▶

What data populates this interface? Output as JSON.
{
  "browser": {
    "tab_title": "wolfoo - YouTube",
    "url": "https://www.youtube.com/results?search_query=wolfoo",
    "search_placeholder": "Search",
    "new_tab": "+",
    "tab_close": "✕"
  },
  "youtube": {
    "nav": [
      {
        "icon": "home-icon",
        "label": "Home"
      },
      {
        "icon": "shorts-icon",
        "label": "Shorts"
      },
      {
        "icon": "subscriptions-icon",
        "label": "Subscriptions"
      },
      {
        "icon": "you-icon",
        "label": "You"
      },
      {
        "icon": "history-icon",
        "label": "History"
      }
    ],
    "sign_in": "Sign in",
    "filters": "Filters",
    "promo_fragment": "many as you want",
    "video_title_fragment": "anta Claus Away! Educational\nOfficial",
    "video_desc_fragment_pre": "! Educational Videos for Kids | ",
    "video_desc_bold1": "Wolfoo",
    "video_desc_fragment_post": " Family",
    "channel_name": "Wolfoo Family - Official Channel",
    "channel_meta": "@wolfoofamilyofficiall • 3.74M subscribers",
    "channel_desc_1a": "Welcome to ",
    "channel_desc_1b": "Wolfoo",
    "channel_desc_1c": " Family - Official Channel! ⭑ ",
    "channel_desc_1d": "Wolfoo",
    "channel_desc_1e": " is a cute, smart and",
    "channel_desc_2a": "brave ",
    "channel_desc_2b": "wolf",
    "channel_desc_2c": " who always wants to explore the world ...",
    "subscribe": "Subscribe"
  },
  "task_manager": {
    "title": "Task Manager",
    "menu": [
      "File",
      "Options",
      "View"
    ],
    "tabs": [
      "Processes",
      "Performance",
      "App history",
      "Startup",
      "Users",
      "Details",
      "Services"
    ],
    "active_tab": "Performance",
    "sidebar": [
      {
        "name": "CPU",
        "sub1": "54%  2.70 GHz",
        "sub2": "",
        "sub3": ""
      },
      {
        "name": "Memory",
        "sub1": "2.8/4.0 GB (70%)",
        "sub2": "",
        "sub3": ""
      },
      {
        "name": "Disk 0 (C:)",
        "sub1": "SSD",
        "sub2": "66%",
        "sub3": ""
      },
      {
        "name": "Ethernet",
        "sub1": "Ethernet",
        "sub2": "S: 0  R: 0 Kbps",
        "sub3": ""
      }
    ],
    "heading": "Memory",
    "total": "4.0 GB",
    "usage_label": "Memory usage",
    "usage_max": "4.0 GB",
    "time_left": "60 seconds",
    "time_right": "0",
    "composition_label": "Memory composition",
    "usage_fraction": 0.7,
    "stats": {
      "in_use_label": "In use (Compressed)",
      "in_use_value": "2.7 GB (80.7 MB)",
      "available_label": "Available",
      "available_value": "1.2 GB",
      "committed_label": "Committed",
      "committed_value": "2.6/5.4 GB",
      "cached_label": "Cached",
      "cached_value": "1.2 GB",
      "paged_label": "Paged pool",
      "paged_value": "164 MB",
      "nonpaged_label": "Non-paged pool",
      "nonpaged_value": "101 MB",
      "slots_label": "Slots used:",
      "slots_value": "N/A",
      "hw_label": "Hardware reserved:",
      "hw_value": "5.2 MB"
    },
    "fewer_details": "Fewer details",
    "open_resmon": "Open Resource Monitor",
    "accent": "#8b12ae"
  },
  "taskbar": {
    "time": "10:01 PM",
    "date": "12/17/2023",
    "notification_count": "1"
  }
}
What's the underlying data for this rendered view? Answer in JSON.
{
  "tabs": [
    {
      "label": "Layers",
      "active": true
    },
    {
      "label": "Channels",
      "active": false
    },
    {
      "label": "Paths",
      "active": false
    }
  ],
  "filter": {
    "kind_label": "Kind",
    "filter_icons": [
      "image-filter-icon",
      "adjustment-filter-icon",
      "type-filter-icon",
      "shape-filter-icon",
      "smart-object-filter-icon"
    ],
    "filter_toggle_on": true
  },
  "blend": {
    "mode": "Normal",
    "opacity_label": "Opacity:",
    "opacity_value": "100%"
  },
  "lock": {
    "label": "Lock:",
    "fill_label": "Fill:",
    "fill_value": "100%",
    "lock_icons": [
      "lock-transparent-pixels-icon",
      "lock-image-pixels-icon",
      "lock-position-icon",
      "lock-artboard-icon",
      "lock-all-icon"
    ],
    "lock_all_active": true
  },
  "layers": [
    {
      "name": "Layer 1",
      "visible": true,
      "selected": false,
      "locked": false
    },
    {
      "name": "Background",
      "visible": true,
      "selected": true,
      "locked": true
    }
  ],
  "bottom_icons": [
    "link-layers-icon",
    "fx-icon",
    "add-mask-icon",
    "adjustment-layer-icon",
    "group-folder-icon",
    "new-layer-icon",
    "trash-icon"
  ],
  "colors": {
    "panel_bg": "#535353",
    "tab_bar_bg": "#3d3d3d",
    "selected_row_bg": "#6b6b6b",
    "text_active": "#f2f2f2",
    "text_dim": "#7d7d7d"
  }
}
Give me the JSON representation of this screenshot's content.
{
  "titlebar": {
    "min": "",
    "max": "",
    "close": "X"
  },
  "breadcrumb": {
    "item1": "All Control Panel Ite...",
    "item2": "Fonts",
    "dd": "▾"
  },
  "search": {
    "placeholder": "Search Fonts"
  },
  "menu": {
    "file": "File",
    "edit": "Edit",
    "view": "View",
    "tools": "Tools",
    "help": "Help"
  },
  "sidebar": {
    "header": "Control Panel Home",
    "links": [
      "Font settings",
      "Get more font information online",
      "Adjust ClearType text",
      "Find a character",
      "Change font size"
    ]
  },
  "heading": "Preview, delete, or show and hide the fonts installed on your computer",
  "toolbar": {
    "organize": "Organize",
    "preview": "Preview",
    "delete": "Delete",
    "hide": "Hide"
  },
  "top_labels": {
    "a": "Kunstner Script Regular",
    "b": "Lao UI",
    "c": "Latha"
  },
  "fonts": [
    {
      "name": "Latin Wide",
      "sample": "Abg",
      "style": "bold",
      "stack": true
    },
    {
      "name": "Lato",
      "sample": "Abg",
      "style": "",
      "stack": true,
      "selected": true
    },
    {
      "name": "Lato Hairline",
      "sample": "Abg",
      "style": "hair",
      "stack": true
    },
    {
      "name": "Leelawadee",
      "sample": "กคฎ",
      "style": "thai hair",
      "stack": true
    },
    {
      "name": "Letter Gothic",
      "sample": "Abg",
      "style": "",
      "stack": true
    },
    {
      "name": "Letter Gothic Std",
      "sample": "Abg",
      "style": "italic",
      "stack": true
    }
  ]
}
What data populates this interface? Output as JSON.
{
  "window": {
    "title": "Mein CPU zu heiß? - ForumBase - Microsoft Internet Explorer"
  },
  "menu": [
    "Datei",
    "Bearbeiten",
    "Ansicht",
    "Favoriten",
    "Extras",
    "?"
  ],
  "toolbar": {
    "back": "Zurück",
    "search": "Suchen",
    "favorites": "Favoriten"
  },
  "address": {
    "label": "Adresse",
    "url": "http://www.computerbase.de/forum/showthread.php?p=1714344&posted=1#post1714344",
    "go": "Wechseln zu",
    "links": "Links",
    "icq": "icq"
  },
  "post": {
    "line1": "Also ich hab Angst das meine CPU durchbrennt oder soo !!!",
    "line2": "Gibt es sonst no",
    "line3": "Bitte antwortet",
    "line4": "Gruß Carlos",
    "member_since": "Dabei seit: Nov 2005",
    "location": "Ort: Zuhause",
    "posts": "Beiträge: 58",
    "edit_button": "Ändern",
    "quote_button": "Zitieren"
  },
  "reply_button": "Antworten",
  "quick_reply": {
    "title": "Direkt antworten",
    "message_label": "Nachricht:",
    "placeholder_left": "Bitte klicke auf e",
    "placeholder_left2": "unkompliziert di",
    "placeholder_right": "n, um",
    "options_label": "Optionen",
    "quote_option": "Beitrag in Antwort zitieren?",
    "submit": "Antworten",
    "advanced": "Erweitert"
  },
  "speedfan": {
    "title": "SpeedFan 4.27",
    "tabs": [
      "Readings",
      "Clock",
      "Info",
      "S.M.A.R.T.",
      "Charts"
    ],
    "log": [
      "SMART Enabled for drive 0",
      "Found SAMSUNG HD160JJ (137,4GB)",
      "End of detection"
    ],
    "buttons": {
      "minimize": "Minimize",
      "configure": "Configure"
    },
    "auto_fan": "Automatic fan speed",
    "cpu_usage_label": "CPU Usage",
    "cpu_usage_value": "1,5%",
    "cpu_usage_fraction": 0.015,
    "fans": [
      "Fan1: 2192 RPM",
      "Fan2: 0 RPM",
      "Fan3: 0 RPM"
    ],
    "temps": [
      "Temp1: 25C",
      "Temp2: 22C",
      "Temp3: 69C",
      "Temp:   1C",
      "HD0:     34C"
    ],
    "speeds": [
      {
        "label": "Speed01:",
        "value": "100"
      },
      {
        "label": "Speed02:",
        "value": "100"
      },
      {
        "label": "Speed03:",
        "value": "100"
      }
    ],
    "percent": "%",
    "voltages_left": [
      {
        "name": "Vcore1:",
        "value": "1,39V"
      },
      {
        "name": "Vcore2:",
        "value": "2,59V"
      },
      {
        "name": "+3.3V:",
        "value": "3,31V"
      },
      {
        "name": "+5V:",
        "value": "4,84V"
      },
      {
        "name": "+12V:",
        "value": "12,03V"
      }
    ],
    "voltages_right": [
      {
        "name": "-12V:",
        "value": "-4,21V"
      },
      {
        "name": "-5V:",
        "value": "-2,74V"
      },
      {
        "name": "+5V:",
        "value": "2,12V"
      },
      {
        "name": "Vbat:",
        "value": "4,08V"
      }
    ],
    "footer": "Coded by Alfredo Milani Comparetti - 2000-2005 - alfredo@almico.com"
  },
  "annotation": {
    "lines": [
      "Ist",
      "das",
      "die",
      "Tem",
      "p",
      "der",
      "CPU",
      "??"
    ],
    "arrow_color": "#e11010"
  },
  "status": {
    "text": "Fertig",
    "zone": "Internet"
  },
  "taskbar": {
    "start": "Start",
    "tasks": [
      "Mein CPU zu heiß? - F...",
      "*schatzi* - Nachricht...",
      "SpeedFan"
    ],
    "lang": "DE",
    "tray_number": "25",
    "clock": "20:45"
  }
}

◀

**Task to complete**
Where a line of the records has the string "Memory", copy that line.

**Result**
        "name": "Memory",
    "heading": "Memory",
    "usage_label": "Memory usage",
    "composition_label": "Memory composition",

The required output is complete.